• Prepare your car for colder weather by ensuring fluids such as engine coolant and windscreen wash are at the correct dilution and topped-up. Visit our official eBay store to replenish your supplies.
• October is Tyre Safety Month, so check that your tyres have sufficient tread depth – we recommend a minimum of 3.0mm.
• Clear leaves from your vehicle, especially around the scuttle panel directly under the windscreen, as these can block drainage holes and get caught under your windscreen wiper blades.
• Consider fitting cold weather tyres, which dramatically improve grip and stability when ambient temperatures are less than seven degrees Celsius.
Autumn driving safety tips: low sun
• If the sun is not too low, use your visor to create some shade for your eyes.
• Reduce your speed to increase the safety margin between you and the car in front.
• Keep the inside and outside of your windscreen clean to reduce the effect of glare and the possibility of creating condensation.
Autumn driving safety tips: rain and floods

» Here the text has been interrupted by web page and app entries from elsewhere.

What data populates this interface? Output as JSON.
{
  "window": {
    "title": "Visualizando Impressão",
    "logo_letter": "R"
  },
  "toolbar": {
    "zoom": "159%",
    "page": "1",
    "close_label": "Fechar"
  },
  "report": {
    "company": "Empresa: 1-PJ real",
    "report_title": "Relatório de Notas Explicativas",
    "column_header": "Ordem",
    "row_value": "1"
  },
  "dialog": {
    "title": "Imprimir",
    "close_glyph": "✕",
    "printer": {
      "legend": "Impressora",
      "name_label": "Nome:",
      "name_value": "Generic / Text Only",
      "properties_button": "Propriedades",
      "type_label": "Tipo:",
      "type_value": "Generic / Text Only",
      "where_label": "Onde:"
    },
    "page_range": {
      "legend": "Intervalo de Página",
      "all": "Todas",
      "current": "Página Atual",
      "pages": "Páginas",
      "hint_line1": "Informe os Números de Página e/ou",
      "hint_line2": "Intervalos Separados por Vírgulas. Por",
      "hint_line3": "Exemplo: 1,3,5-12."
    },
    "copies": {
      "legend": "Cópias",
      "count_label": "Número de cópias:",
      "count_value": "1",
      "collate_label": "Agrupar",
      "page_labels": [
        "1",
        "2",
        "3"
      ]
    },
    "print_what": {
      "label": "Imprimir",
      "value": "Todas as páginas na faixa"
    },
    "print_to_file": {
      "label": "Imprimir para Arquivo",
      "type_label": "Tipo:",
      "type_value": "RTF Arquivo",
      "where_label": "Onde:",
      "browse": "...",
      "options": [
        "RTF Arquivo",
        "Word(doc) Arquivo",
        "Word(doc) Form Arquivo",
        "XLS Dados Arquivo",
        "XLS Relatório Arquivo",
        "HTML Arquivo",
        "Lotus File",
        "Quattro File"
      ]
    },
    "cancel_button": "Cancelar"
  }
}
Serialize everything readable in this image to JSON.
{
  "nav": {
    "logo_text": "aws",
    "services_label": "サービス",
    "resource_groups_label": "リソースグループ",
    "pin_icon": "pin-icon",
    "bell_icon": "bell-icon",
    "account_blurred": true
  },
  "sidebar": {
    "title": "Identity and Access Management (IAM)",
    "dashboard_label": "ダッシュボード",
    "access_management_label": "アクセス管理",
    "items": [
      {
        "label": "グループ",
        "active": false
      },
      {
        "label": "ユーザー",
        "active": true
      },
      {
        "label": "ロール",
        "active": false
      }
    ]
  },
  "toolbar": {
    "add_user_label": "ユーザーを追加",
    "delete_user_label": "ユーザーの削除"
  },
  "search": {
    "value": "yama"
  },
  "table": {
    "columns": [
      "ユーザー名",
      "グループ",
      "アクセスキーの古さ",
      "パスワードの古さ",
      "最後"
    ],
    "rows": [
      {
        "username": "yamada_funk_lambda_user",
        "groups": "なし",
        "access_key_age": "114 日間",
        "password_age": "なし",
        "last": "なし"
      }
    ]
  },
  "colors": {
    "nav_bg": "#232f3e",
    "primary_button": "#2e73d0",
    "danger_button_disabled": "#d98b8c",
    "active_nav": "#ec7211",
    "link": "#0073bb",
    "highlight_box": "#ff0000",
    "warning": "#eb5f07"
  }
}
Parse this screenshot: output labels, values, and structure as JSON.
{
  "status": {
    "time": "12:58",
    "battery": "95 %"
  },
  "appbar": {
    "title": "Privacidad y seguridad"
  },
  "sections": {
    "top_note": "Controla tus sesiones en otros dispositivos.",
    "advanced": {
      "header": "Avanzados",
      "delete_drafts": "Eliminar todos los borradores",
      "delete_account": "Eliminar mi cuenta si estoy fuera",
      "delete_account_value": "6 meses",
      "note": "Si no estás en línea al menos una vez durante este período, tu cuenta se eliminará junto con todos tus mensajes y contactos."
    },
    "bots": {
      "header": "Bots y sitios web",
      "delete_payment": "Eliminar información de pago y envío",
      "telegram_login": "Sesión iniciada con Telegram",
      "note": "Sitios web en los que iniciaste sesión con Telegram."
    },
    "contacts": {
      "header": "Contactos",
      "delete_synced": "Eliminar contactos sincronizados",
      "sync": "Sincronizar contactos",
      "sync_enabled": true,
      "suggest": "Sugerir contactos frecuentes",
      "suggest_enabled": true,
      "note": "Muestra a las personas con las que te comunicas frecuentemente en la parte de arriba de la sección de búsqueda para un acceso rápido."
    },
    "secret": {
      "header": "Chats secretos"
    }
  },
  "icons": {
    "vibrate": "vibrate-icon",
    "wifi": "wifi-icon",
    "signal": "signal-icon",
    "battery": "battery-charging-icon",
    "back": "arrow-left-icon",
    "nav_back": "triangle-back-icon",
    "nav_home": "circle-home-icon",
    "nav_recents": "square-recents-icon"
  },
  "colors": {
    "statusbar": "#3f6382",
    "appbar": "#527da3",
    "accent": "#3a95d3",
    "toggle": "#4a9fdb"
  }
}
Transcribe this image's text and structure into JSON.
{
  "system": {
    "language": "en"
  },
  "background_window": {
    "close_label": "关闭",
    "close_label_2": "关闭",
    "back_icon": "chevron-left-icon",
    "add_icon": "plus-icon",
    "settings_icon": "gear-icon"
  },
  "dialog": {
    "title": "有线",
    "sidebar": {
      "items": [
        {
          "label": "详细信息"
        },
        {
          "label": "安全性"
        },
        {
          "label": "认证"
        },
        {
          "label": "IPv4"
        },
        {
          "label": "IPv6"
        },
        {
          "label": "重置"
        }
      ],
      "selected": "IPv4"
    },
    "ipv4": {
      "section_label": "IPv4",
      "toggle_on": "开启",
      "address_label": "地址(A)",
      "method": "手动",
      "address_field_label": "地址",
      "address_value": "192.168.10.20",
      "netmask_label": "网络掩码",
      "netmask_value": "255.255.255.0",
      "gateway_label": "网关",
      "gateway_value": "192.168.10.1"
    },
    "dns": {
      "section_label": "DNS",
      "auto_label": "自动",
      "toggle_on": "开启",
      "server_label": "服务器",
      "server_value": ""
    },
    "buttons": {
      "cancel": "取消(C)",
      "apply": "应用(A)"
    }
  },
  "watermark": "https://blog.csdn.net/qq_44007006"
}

• Rain reduces your visibility and increases stopping distances. So it is advisable to double the distance between you and the car in front.
• Use your headlights when visibility is reduced, in accordance with the Highway Code.
• Regularly check the functioning of your lights and the condition of your windscreen wipers. Replace any defective bulbs and blades as necessary.
• Should the steering begin to feel light or unresponsive due to rain or standing water, ease off the accelerator and slow down gradually.
• If the roads are flooded, avoid areas of deep water, which is usually along the road edges or kerbs. If you do decide to cross the water, drive slowly but keep engine revs high to avoid stalling. Be aware that bow waves from approaching vehicles can submerge your car to a much deeper level.
• Do not attempt to cross deep water. A car can float in as little as two feet of standing water.
Autumn driving safety tips: fog
• Fog is one of the most dangerous weather conditions as an accident involving one car can quickly escalate to involve others if they are driving too close. Leave a distance of at least three second between you and the car in front.
• Use your headlights and fog lights to increase your visibility to others.
• At junctions, wind down your window and listen for traffic.
Autumn driving safety tips: strong winds
• Expect sudden gusts at any time but particularly on open stretches of road, through gaps in roadside hedges, or when passing across bridges.
• Hold on tightly to the steering wheel and be prepared to correct your course to stay in lane, or to avoid other vehicles and debris blown into your path.